With writers like Earle as his idols, Moreland has written prolifically over the last eight years and released at least six albums under his own name and with The Black Gold Band and The Dust Bowl Souls. While most of this recorded output flew criminally under the radar until recently, his sound was described perfectly as “gloriously and joyfully heartbreaking” by Farce The Music in 2013. Judging by the recent attention that High On the Tulsa Heat has gotten, the public is starting to take notice of Moreland’s work. “I don’t pay attention to sales at all but I know several people who found Tulsa Heat and worked backwards so I guess it’s made an impression,” he said before elaborating a bit on what he felt pushed this album into the mainstream: “good, honest songwriting, at least that’s what I hope it is.”
If lines like “Once I was enough to make you try / now I’m underneath the rubble / trying not to feel the trouble / and you don’t care for me enough to cry” from “You Don’t Care For Me Enough To Cry” and “Darling damn the luck and damn the consequences too / I could bury all the memories / I could patch up all the holes / But I’d still feel your fingers on my soul” from “Cleveland County Blues” are any indication, then good, honest songwriting is exactly what it was.
The sheer volume of songs that Moreland has released over the last several years might fool some into thinking that songwriting comes easily and pours out of the old soul. And while he admits that lines often appear in his head and he’s not always sure where his inspiration comes from, he clarified things a bit when he said “I’m not saying I’m a vehicle for this stuff, there’s a lot of work to it as well. In fact, I feel like Superman when I’ve finished a song. It’s such a great feeling.”
There may be a lot of work to it but, in the end, the finished product rolls off his tongue with a Springsteen-esque rawness that seems to pair so naturally with the painful messages that lurk in the shadows.
Moreland recently made his late night television debut on Colbert’s show with a heart wrenching performance of “Break My Heart Sweetly” from his 2013 release In The Throes and the line “I should be dealing with my demons but I’m dodging them instead” hung in the air long after the show had come to an end. As he discussed his songwriting process Moreland was kind enough to share the genesis of that poignant lyric. “It came from that feeling that I could be doing better in my life,” he admitted. “There is a certain peace of mind that comes with doing your best and, in the end, I think everyone deals with that feeling at some point.”

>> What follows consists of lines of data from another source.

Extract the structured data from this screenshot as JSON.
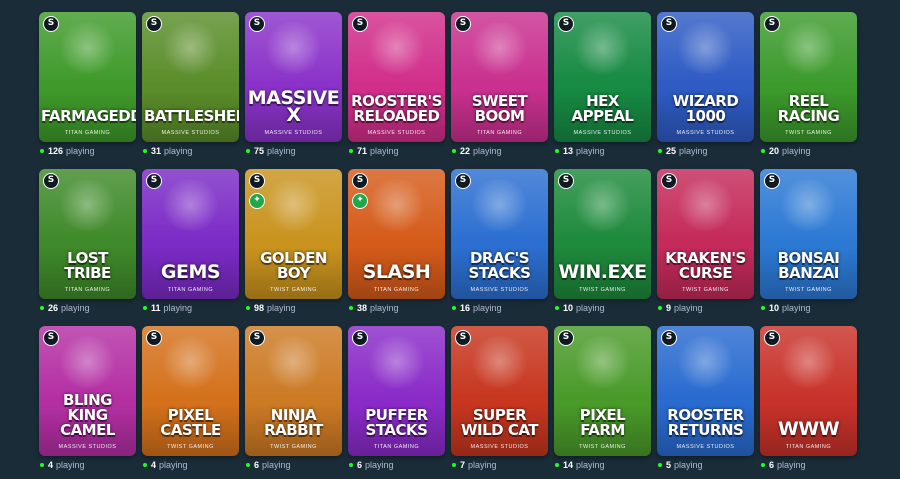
{
  "playing_label": "playing",
  "games": [
    {
      "title": "FARMAGEDDON",
      "studio": "TITAN GAMING",
      "players": "126",
      "color": "#3f9a2a",
      "boost": false
    },
    {
      "title": "BATTLESHEEPS",
      "studio": "MASSIVE STUDIOS",
      "players": "31",
      "color": "#5a8d2a",
      "boost": false
    },
    {
      "title": "MASSIVE X",
      "studio": "MASSIVE STUDIOS",
      "players": "75",
      "color": "#8a32c9",
      "boost": false
    },
    {
      "title": "ROOSTER'S\nRELOADED",
      "studio": "MASSIVE STUDIOS",
      "players": "71",
      "color": "#d12e8a",
      "boost": false
    },
    {
      "title": "SWEET\nBOOM",
      "studio": "TITAN GAMING",
      "players": "22",
      "color": "#c9308f",
      "boost": false
    },
    {
      "title": "HEX\nAPPEAL",
      "studio": "MASSIVE STUDIOS",
      "players": "13",
      "color": "#178a43",
      "boost": false
    },
    {
      "title": "WIZARD\n1000",
      "studio": "MASSIVE STUDIOS",
      "players": "25",
      "color": "#2e5bc4",
      "boost": false
    },
    {
      "title": "REEL\nRACING",
      "studio": "TWIST GAMING",
      "players": "20",
      "color": "#3c9a2c",
      "boost": false
    },
    {
      "title": "LOST\nTRIBE",
      "studio": "TITAN GAMING",
      "players": "26",
      "color": "#3f8a2a",
      "boost": false
    },
    {
      "title": "GEMS",
      "studio": "TITAN GAMING",
      "players": "11",
      "color": "#7b2bc6",
      "boost": false
    },
    {
      "title": "GOLDEN\nBOY",
      "studio": "TWIST GAMING",
      "players": "98",
      "color": "#c9931e",
      "boost": true
    },
    {
      "title": "SLASH",
      "studio": "TITAN GAMING",
      "players": "38",
      "color": "#d55b1a",
      "boost": true
    },
    {
      "title": "DRAC'S\nSTACKS",
      "studio": "MASSIVE STUDIOS",
      "players": "16",
      "color": "#2c6fd1",
      "boost": false
    },
    {
      "title": "WIN.EXE",
      "studio": "TWIST GAMING",
      "players": "10",
      "color": "#1e8a3c",
      "boost": false
    },
    {
      "title": "KRAKEN'S\nCURSE",
      "studio": "TWIST GAMING",
      "players": "9",
      "color": "#c42a5a",
      "boost": false
    },
    {
      "title": "BONSAI\nBANZAI",
      "studio": "TWIST GAMING",
      "players": "10",
      "color": "#2c79d4",
      "boost": false
    },
    {
      "title": "BLING\nKING CAMEL",
      "studio": "MASSIVE STUDIOS",
      "players": "4",
      "color": "#b42fa4",
      "boost": false
    },
    {
      "title": "PIXEL\nCASTLE",
      "studio": "TWIST GAMING",
      "players": "4",
      "color": "#d4711c",
      "boost": false
    },
    {
      "title": "NINJA\nRABBIT",
      "studio": "TWIST GAMING",
      "players": "6",
      "color": "#cc7a24",
      "boost": false
    },
    {
      "title": "PUFFER\nSTACKS",
      "studio": "TITAN GAMING",
      "players": "6",
      "color": "#8a2bc8",
      "boost": false
    },
    {
      "title": "SUPER\nWILD CAT",
      "studio": "MASSIVE STUDIOS",
      "players": "7",
      "color": "#c7361f",
      "boost": false
    },
    {
      "title": "PIXEL\nFARM",
      "studio": "TWIST GAMING",
      "players": "14",
      "color": "#4a9a2a",
      "boost": false
    },
    {
      "title": "ROOSTER\nRETURNS",
      "studio": "MASSIVE STUDIOS",
      "players": "5",
      "color": "#2a6bd0",
      "boost": false
    },
    {
      "title": "WWW",
      "studio": "TITAN GAMING",
      "players": "6",
      "color": "#c8322a",
      "boost": false
    }
  ]
}
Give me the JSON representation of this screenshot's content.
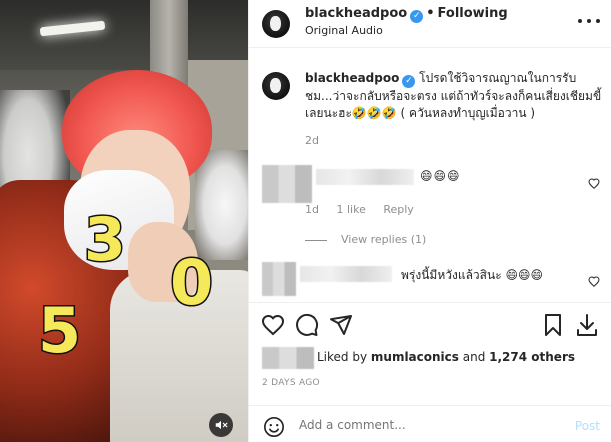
{
  "media": {
    "overlay_digits": [
      "3",
      "0",
      "5"
    ],
    "mute_icon": "speaker-muted-icon"
  },
  "header": {
    "username": "blackheadpoo",
    "separator": "•",
    "follow_status": "Following",
    "subtitle": "Original Audio",
    "more_icon": "more-horizontal-icon"
  },
  "caption": {
    "username": "blackheadpoo",
    "text": " โปรดใช้วิจารณญาณในการรับชม...ว่าจะกลับหรือจะตรง แต่ถ้าทัวร์จะลงก็คนเสี่ยงเชียมขี้เลยนะฮะ🤣🤣🤣 ( ควันหลงทำบุญเมื่อวาน )",
    "time": "2d"
  },
  "comments": [
    {
      "text": "😄😄😄",
      "time": "1d",
      "likes": "1 like",
      "reply": "Reply"
    },
    {
      "text": "พรุ่งนี้มีหวังแล้วสินะ 😄😄😄"
    }
  ],
  "view_replies": "View replies (1)",
  "likes": {
    "prefix": "Liked by ",
    "user": "mumlaconics",
    "middle": " and ",
    "others": "1,274 others"
  },
  "posted_ago": "2 DAYS AGO",
  "add_comment": {
    "placeholder": "Add a comment...",
    "post_label": "Post"
  },
  "colors": {
    "verified": "#3897f0",
    "post_disabled": "#b2dffc",
    "meta_gray": "#8e8e8e"
  }
}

As he enters his fourth decade on this planet, Moreland seems to be doing his best and, if he can go deeper into the well, fans are sure to be stunned with what comes next.
Surfside 7 | March 5
Daniels Hall | March 6
Go If You Dig:
- Steve Earle
- Jason Isbell
- Bruce Springsteen